This book made me quiver with anticipation. Quiver like a giant quiche before it collapses in a soggy, underbaked mess on the night of the King of Brunei’s birthday. I love to cook, I love to read about cooking, and I love me some trainwrecks. So the very idea of a collection of kitchen disaster stories as told by world-class chefs made me incredibly happy IN MY PANTS. Not to mention it features a short story by Anthony Bourdain, and I am totally Anthony Bourdain’s bitch. Kitchen Confidential and A Cook’s Tour, for all their swaggering flaws, are two of my all-time favorite books simply because they’re so much goddamn fun to read.
And Bourdain’s contribution about a disastrous New Year’s Eve catering job is fantastic. It’s as trainwrecky as my schadenfreudinous heart could’ve desired. The cooks are coked up and tweaking, the head chef is an asshole who doesn’t plan the menu correctly, nothing is going right in the kitchen, and the bouncers end up assaulting the customers. I know it’s a good disaster story when it makes me go “HOLY SHIT” out loud, and this story made me do that multiple times.
There were some other gems, too, such as Mario Batali’s clash with a famously volatile British chef; Batali’s final fuck-you after the chef tosses a pan at his head is pure, delicious evil. And then there’s another chef’s story about hundreds of live eels being spilled on the floor of a tiny Italian restaurant’s kitchen. As a friend of mine observed, the only way that story could’ve been any better was if they’d been electric eels.
But most of the stories fall along the lines of “Oh, this one time, a whole lot of people cancelled on us and we had a buncha lobster we had to use up before they went bad, so we made postickers, and it turned out AWESOME.” Or “This waiter was mean and rude one night and it sort of pissed us off so we fired him.” Or “I was in France on my stage, and this owl totally landed on my bed and freaked my shit out.”
Dudes. This is not what I want to read in a compendium of kitchen disaster stories. It felt like these chefs were holding back on the juicy stuff. Either they wanted to look good, or they didn’t want to piss off famous guilty parties. Whatever the reason, this holding back made for a largely inoffensive and singularly flaccid series of stories.
Halfway through the book, I realized I’d been working on it for almost a month and was less than halfway through it, and that I’d almost definitely found all the high points of the book. So back to the library it went.

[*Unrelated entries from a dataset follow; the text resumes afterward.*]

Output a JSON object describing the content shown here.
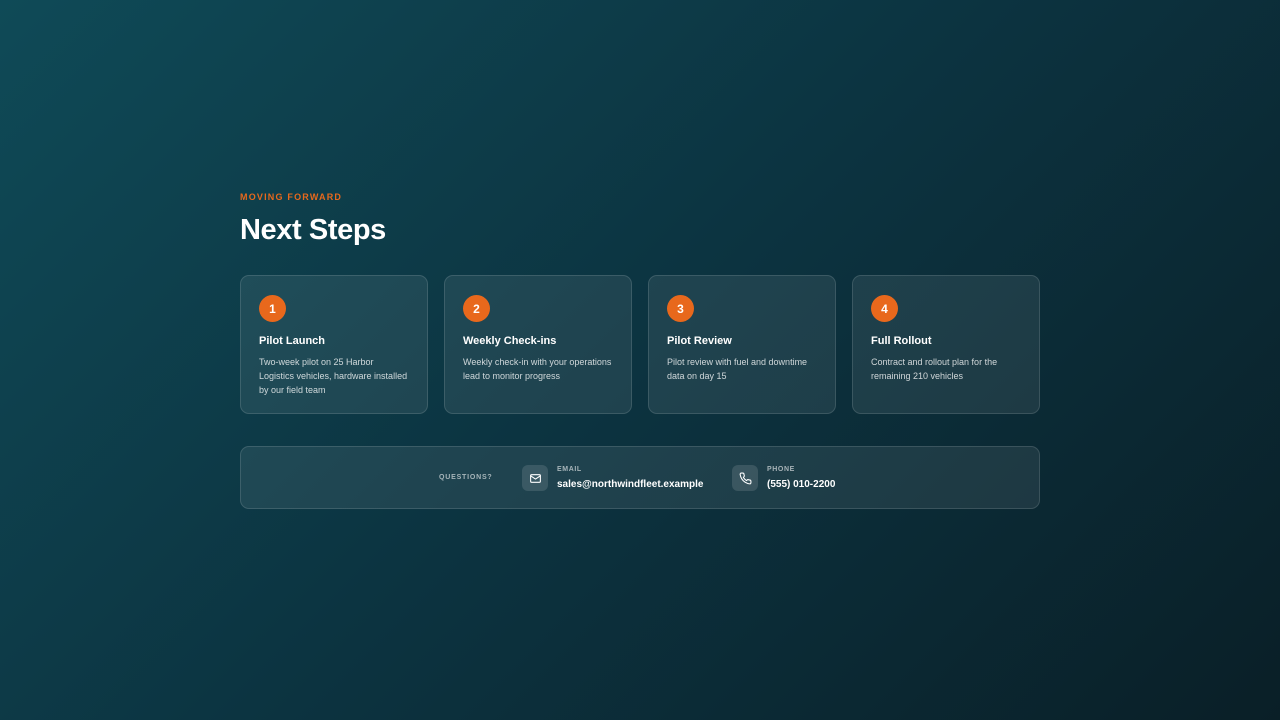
{
  "header": {
    "eyebrow": "MOVING FORWARD",
    "title": "Next Steps"
  },
  "steps": [
    {
      "number": "1",
      "title": "Pilot Launch",
      "description": "Two-week pilot on 25 Harbor Logistics vehicles, hardware installed by our field team"
    },
    {
      "number": "2",
      "title": "Weekly Check-ins",
      "description": "Weekly check-in with your operations lead to monitor progress"
    },
    {
      "number": "3",
      "title": "Pilot Review",
      "description": "Pilot review with fuel and downtime data on day 15"
    },
    {
      "number": "4",
      "title": "Full Rollout",
      "description": "Contract and rollout plan for the remaining 210 vehicles"
    }
  ],
  "contact": {
    "label": "QUESTIONS?",
    "email": {
      "icon": "mail-icon",
      "label": "EMAIL",
      "value": "sales@northwindfleet.example"
    },
    "phone": {
      "icon": "phone-icon",
      "label": "PHONE",
      "value": "(555) 010-2200"
    }
  },
  "colors": {
    "accent": "#e8681c",
    "background_start": "#0f4a57",
    "background_end": "#0a1f27"
  }
}
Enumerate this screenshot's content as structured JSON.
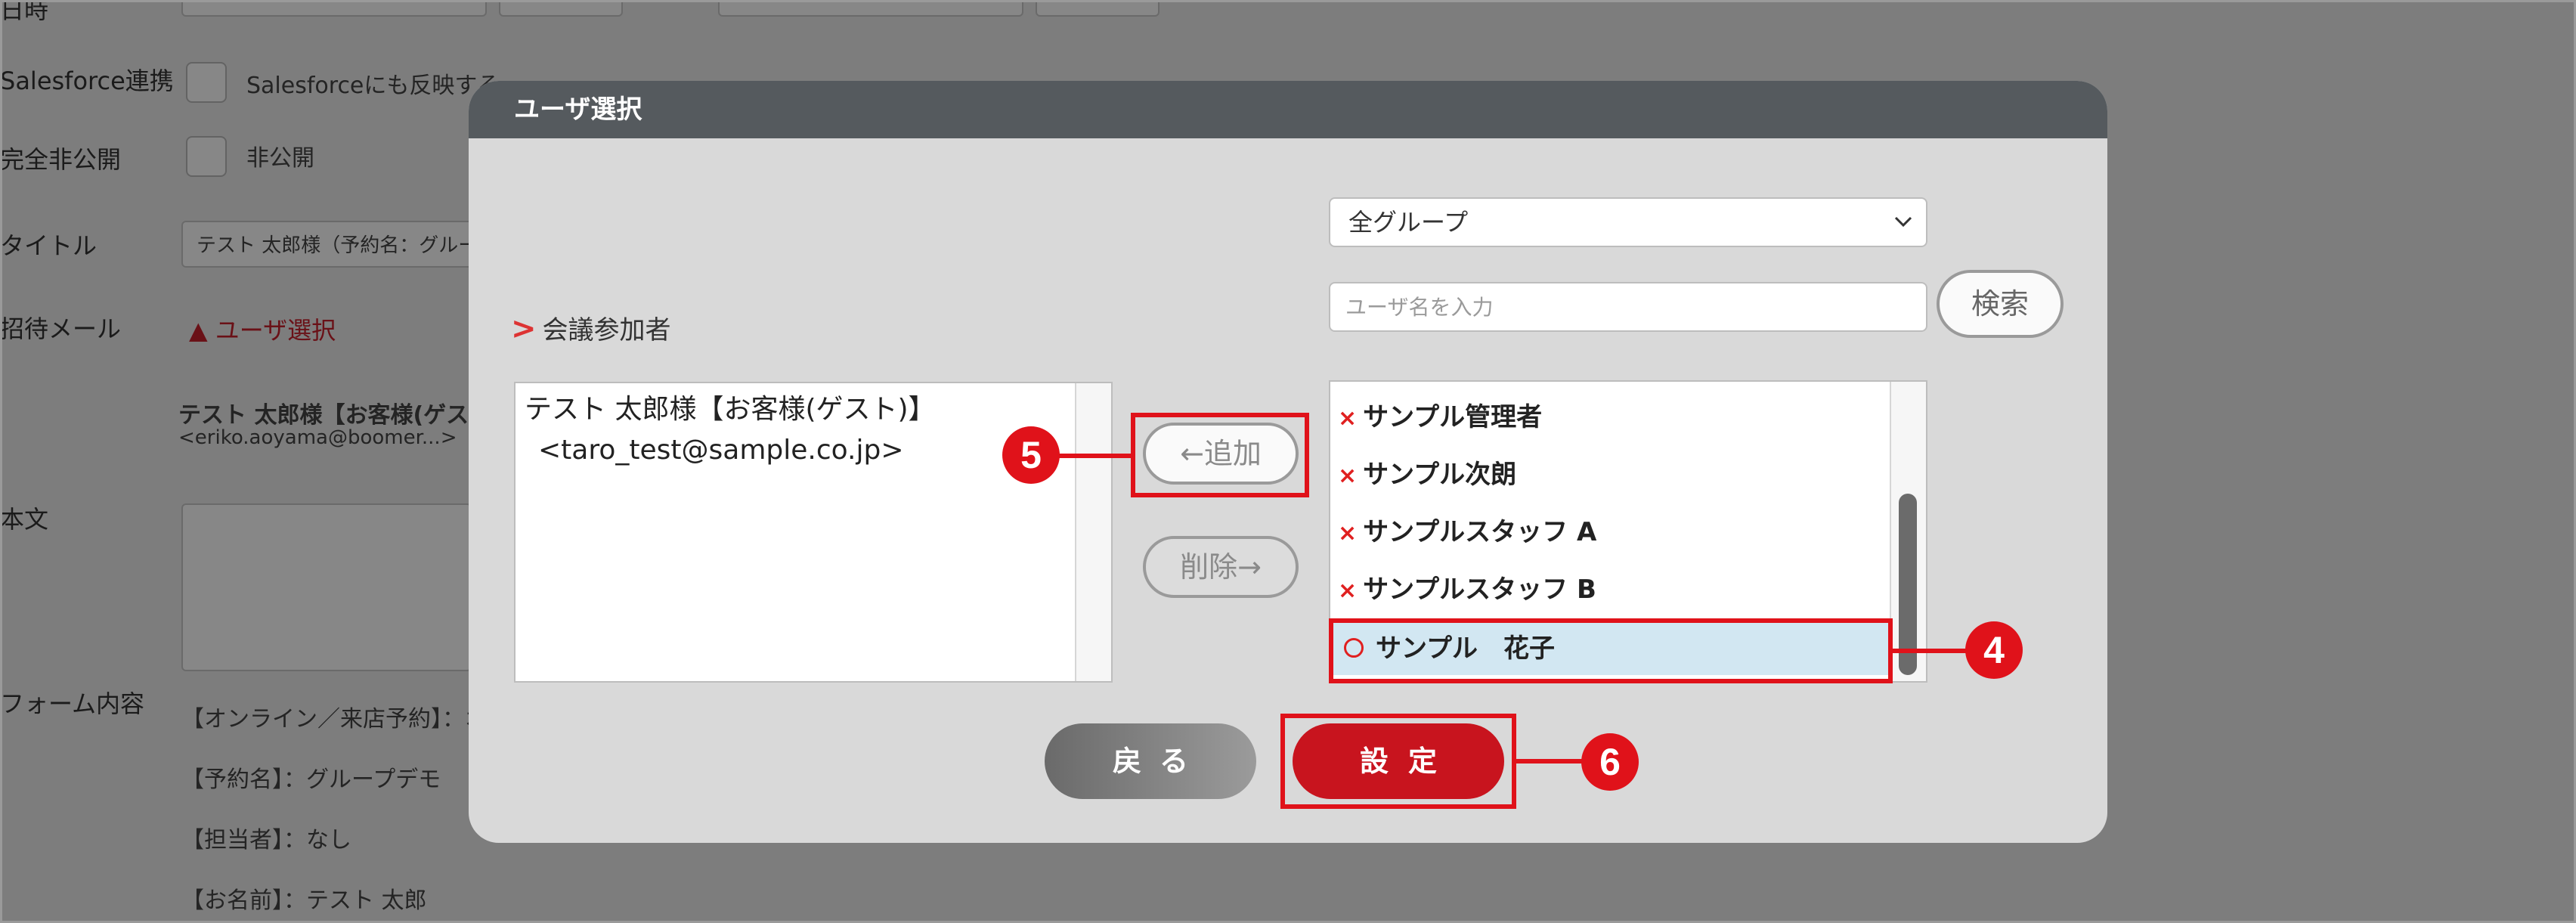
{
  "background": {
    "labels": [
      "日時",
      "Salesforce連携",
      "完全非公開",
      "タイトル",
      "招待メール",
      "本文",
      "フォーム内容"
    ],
    "salesforce_checkbox_label": "Salesforceにも反映する",
    "private_checkbox_label": "非公開",
    "title_value": "テスト 太郎様（予約名：グループデモ）",
    "user_select_link": "ユーザ選択",
    "invitee_name": "テスト 太郎様【お客様(ゲスト)】",
    "invitee_email": "<eriko.aoyama@boomer...>",
    "form_lines": [
      "【オンライン／来店予約】：オンライン",
      "【予約名】：グループデモ",
      "【担当者】：なし",
      "【お名前】：テスト 太郎"
    ]
  },
  "modal": {
    "title": "ユーザ選択",
    "participants_label": "会議参加者",
    "participants": [
      {
        "line1": "テスト 太郎様【お客様(ゲスト)】",
        "line2": "<taro_test@sample.co.jp>"
      }
    ],
    "add_button": "←追加",
    "remove_button": "削除→",
    "group_select": {
      "selected": "全グループ"
    },
    "search": {
      "placeholder": "ユーザ名を入力",
      "button": "検索"
    },
    "users": [
      {
        "name": "サンプル管理者",
        "mark": "×",
        "selected": false
      },
      {
        "name": "サンプル次朗",
        "mark": "×",
        "selected": false
      },
      {
        "name": "サンプルスタッフ A",
        "mark": "×",
        "selected": false
      },
      {
        "name": "サンプルスタッフ B",
        "mark": "×",
        "selected": false
      },
      {
        "name": "サンプル　花子",
        "mark": "○",
        "selected": true
      }
    ],
    "back_button": "戻る",
    "submit_button": "設定"
  },
  "callouts": {
    "four": "4",
    "five": "5",
    "six": "6"
  },
  "colors": {
    "accent_red": "#e0121a",
    "submit_red": "#c8141e",
    "header_gray": "#555a5e",
    "selected_row": "#d2e7f2"
  }
}
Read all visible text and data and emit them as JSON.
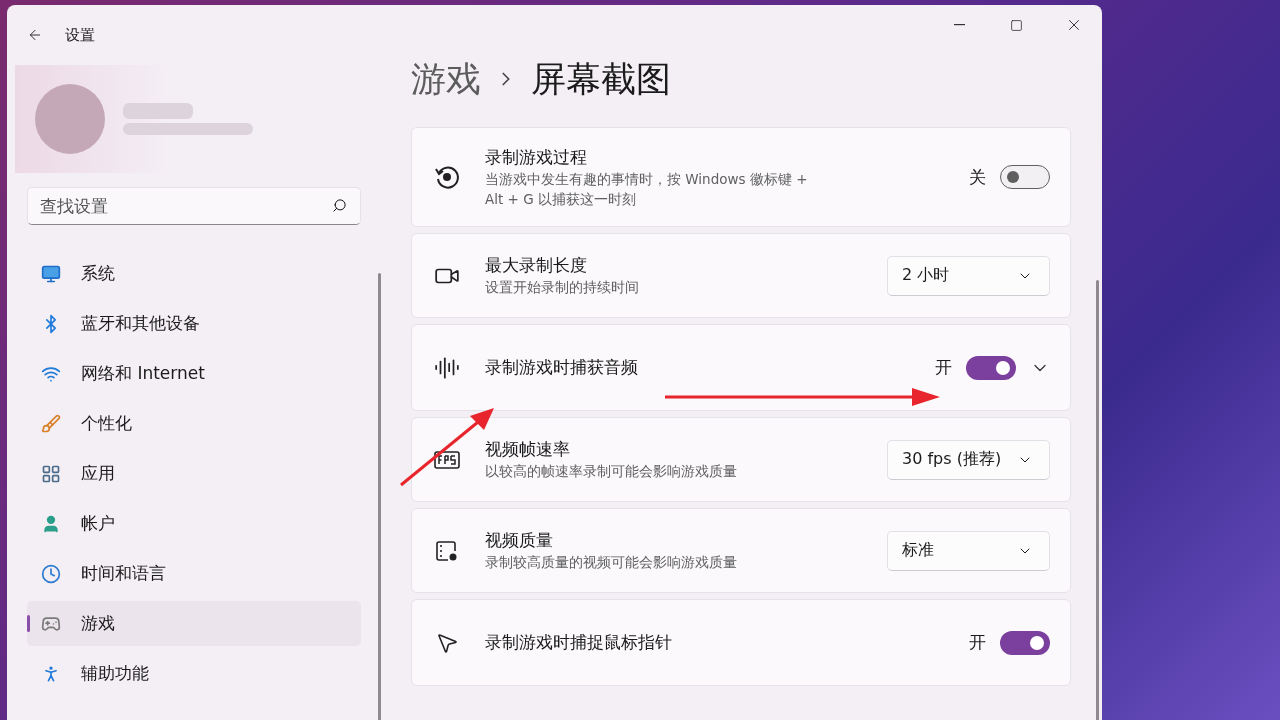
{
  "window": {
    "title": "设置"
  },
  "search": {
    "placeholder": "查找设置"
  },
  "nav": [
    {
      "label": "系统",
      "selected": false
    },
    {
      "label": "蓝牙和其他设备",
      "selected": false
    },
    {
      "label": "网络和 Internet",
      "selected": false
    },
    {
      "label": "个性化",
      "selected": false
    },
    {
      "label": "应用",
      "selected": false
    },
    {
      "label": "帐户",
      "selected": false
    },
    {
      "label": "时间和语言",
      "selected": false
    },
    {
      "label": "游戏",
      "selected": true
    },
    {
      "label": "辅助功能",
      "selected": false
    }
  ],
  "breadcrumb": [
    "游戏",
    "屏幕截图"
  ],
  "settings": [
    {
      "title": "录制游戏过程",
      "description": "当游戏中发生有趣的事情时，按 Windows 徽标键 + Alt + G 以捕获这一时刻",
      "kind": "toggle",
      "on": false,
      "state_label": "关"
    },
    {
      "title": "最大录制长度",
      "description": "设置开始录制的持续时间",
      "kind": "dropdown",
      "value": "2 小时"
    },
    {
      "title": "录制游戏时捕获音频",
      "kind": "toggle",
      "on": true,
      "state_label": "开",
      "expanded": false
    },
    {
      "title": "视频帧速率",
      "description": "以较高的帧速率录制可能会影响游戏质量",
      "kind": "dropdown",
      "value": "30 fps (推荐)"
    },
    {
      "title": "视频质量",
      "description": "录制较高质量的视频可能会影响游戏质量",
      "kind": "dropdown",
      "value": "标准"
    },
    {
      "title": "录制游戏时捕捉鼠标指针",
      "kind": "toggle",
      "on": true,
      "state_label": "开"
    }
  ]
}
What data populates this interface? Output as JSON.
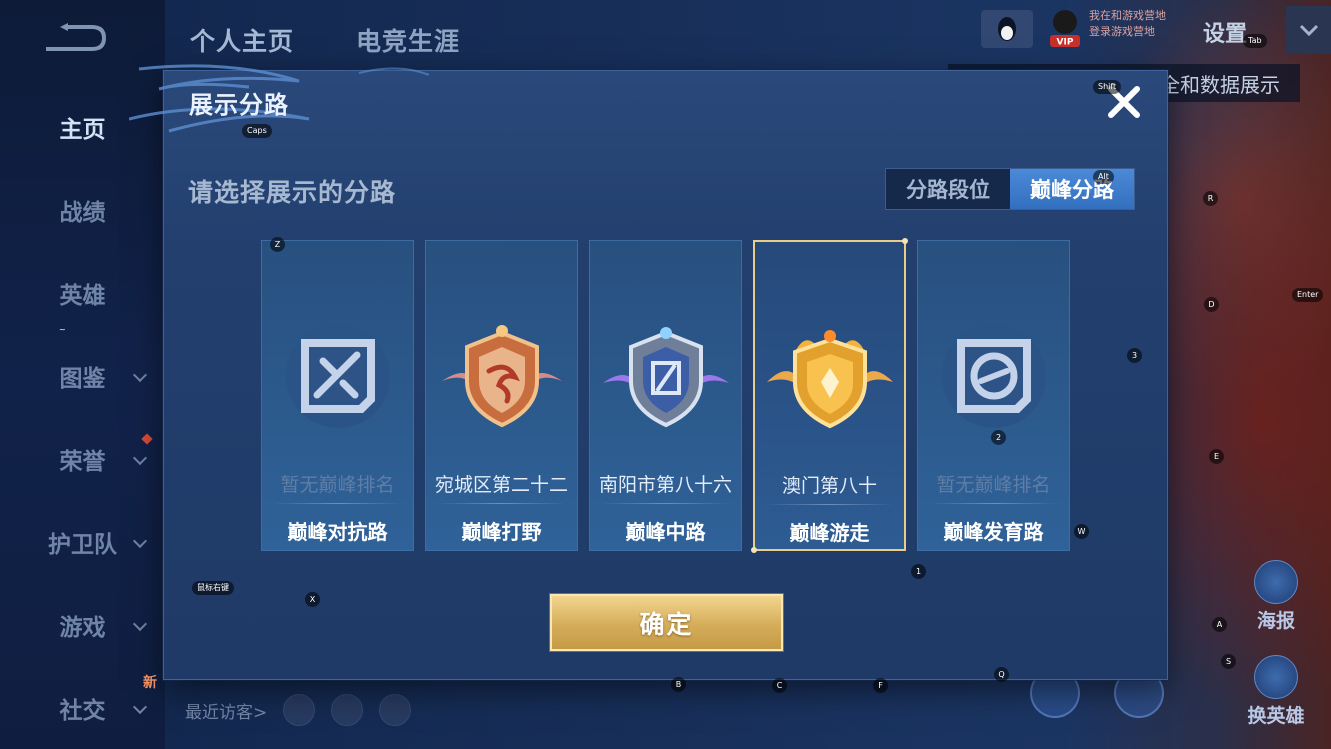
{
  "app": {
    "top_tabs": [
      "个人主页",
      "电竞生涯"
    ],
    "sidebar": [
      {
        "label": "主页",
        "active": true,
        "chevron": false
      },
      {
        "label": "战绩",
        "active": false,
        "chevron": false
      },
      {
        "label": "英雄",
        "active": false,
        "chevron": false
      },
      {
        "label": "图鉴",
        "active": false,
        "chevron": true
      },
      {
        "label": "荣誉",
        "active": false,
        "chevron": true,
        "dot": true
      },
      {
        "label": "护卫队",
        "active": false,
        "chevron": true
      },
      {
        "label": "游戏",
        "active": false,
        "chevron": true
      },
      {
        "label": "社交",
        "active": false,
        "chevron": true,
        "badge": "新"
      }
    ],
    "top_right": {
      "vip_label": "VIP",
      "vip_line1": "我在和游戏营地",
      "vip_line2": "登录游戏营地",
      "settings_label": "设置",
      "data_strip": "全和数据展示"
    },
    "bottom": {
      "recent_visitors": "最近访客>"
    },
    "right_buttons": [
      {
        "label": "海报",
        "icon": "poster-icon"
      },
      {
        "label": "换英雄",
        "icon": "swap-hero-icon"
      }
    ]
  },
  "modal": {
    "title": "展示分路",
    "prompt": "请选择展示的分路",
    "segment": {
      "options": [
        "分路段位",
        "巅峰分路"
      ],
      "selected": 1
    },
    "cards": [
      {
        "rank": "暂无巅峰排名",
        "lane": "巅峰对抗路",
        "emblem": "clash-lane-icon",
        "ranked": false
      },
      {
        "rank": "宛城区第二十二",
        "lane": "巅峰打野",
        "emblem": "jungle-badge-icon",
        "ranked": true
      },
      {
        "rank": "南阳市第八十六",
        "lane": "巅峰中路",
        "emblem": "mid-lane-badge-icon",
        "ranked": true
      },
      {
        "rank": "澳门第八十",
        "lane": "巅峰游走",
        "emblem": "roam-badge-icon",
        "ranked": true,
        "selected": true
      },
      {
        "rank": "暂无巅峰排名",
        "lane": "巅峰发育路",
        "emblem": "farm-lane-icon",
        "ranked": false
      }
    ],
    "confirm_label": "确定"
  },
  "key_hints": {
    "tab": "Tab",
    "shift": "Shift",
    "caps": "Caps",
    "alt": "Alt",
    "enter": "Enter",
    "mouse_right": "鼠标右键",
    "z": "Z",
    "r": "R",
    "d": "D",
    "three": "3",
    "e": "E",
    "two": "2",
    "w": "W",
    "one": "1",
    "x": "X",
    "a": "A",
    "s": "S",
    "b": "B",
    "c": "C",
    "f": "F",
    "q": "Q",
    "tilde": "~"
  }
}
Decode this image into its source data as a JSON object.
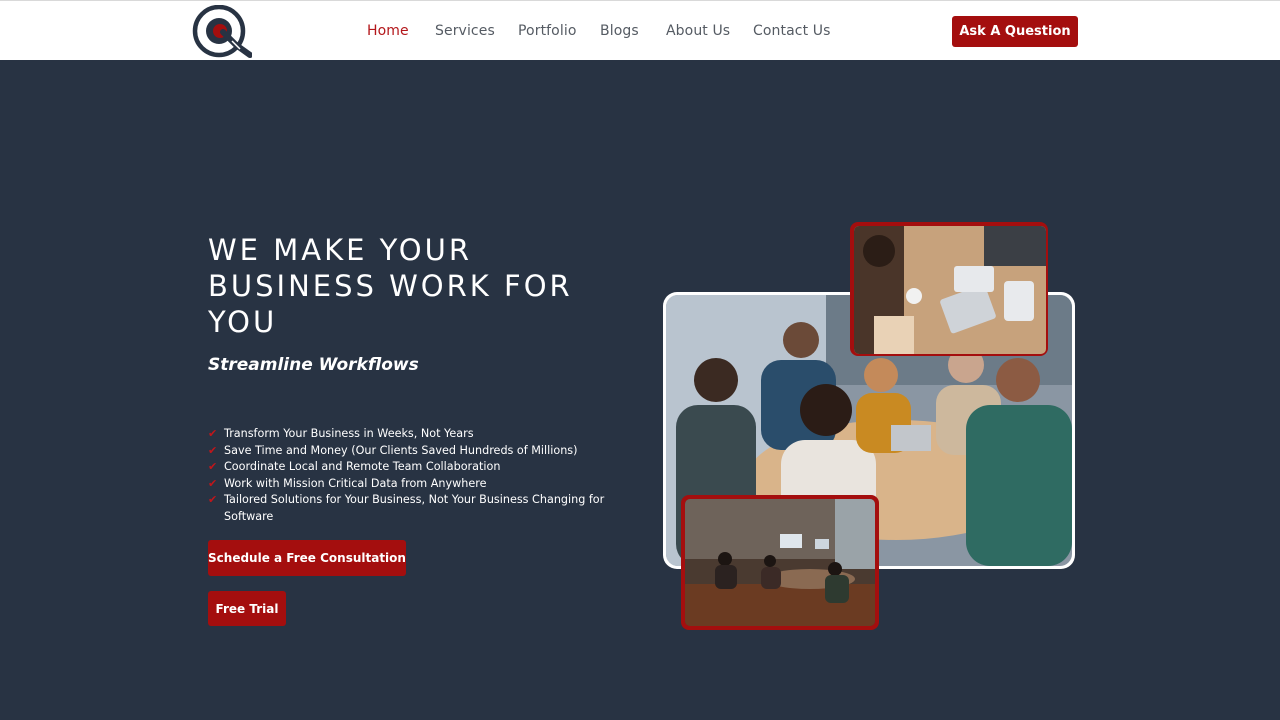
{
  "nav": {
    "items": [
      {
        "label": "Home",
        "active": true
      },
      {
        "label": "Services",
        "active": false
      },
      {
        "label": "Portfolio",
        "active": false
      },
      {
        "label": "Blogs",
        "active": false
      },
      {
        "label": "About Us",
        "active": false
      },
      {
        "label": "Contact Us",
        "active": false
      }
    ],
    "cta_label": "Ask A Question"
  },
  "hero": {
    "title": "WE MAKE YOUR BUSINESS WORK FOR YOU",
    "subtitle": "Streamline Workflows",
    "bullets": [
      "Transform Your Business in Weeks, Not Years",
      "Save Time and Money (Our Clients Saved Hundreds of Millions)",
      "Coordinate Local and Remote Team Collaboration",
      "Work with Mission Critical Data from Anywhere",
      "Tailored Solutions for Your Business, Not Your Business Changing for Software"
    ],
    "primary_button": "Schedule a Free Consultation",
    "secondary_button": "Free Trial"
  },
  "images": {
    "main": "team-meeting-photo",
    "top": "laptops-on-table-photo",
    "bottom": "office-room-photo"
  },
  "colors": {
    "accent": "#a40e0e",
    "background": "#283343",
    "header": "#ffffff"
  }
}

My recommendation? Pick this up at the bookstore or the library, look up Bourdain’s and Batali’s stories, browse through some of the tales with interesting titles, and skip the rest. They’re incredibly boring.